On reflection, I realize that I did not make use of a clue mike has given us: he asked the question. If the top candle goes out first, as one might expect due to convection, it would not make a very interesting demonstration worth photographing and posing as a quiz.
The shape of the glass is significant. The hot gas from the tall candle will spread out at the top and begin to cool, and momentum will carry it down the sides of the glass, cooling it further. There will be a current based on the updraft of the hot, new exhaust gas in the center which will draw the older, cooler exhaust gas down the sides.
The downdraft will be focused by the neck of the glass at the bottom, where it loses momentum, collects, and snuffs out the lower candle.
I still don't think the density of carbon dioxide is significant; there will still be plenty of nitrogen in the gas at the bottom.
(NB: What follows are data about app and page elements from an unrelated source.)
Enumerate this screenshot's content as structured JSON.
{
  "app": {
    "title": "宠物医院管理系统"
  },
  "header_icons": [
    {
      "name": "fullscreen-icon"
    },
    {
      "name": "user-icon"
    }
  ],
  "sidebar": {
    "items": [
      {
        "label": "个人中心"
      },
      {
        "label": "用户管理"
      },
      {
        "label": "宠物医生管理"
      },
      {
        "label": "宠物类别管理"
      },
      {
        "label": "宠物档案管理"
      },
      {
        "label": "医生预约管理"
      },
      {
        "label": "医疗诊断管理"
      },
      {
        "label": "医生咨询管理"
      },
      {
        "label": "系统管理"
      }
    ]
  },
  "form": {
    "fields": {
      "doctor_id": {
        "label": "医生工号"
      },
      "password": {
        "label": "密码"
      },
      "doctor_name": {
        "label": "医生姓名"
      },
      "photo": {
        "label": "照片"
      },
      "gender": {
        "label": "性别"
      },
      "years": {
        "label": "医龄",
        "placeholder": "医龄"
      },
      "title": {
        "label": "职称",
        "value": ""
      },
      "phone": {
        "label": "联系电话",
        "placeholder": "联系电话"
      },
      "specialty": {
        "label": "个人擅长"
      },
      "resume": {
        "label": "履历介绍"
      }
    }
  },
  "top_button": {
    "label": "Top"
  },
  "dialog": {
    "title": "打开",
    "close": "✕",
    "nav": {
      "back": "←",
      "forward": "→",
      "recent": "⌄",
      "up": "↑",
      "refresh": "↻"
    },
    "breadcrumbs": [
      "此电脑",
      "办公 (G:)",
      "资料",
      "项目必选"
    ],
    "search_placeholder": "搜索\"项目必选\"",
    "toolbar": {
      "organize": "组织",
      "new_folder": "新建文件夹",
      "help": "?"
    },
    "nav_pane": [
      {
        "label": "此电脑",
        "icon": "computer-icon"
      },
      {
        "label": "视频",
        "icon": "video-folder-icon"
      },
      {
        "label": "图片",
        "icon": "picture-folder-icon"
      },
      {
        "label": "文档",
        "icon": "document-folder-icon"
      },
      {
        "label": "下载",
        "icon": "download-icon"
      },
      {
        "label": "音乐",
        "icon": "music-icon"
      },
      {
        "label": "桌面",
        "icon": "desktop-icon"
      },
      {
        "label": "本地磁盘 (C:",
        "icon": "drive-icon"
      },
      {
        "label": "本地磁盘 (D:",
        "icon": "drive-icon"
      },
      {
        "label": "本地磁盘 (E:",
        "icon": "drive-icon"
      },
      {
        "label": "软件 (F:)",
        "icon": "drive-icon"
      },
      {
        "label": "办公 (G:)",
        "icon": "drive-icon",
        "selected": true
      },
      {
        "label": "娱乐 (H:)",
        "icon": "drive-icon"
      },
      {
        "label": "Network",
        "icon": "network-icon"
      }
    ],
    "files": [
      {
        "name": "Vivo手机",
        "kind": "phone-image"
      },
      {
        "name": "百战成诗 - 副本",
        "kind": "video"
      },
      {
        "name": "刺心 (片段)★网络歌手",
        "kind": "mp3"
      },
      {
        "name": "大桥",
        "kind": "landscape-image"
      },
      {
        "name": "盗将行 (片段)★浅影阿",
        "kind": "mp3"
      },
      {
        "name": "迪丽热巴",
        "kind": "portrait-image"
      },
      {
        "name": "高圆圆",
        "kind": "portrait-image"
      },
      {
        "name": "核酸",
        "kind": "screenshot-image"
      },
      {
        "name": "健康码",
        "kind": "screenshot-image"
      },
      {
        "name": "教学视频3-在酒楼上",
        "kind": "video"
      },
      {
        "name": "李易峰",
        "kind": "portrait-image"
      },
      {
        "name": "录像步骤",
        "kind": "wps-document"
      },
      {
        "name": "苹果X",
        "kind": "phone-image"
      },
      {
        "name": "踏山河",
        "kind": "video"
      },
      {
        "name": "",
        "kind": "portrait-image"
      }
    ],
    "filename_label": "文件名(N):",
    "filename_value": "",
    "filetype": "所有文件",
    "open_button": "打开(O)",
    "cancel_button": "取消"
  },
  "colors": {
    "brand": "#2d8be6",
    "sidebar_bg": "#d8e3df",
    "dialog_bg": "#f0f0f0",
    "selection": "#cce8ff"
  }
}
The main mechanism is creating a flow of oxygen-depleted gas toward the bottom.
This could be tested by performing the demonstration using a container with a different shape.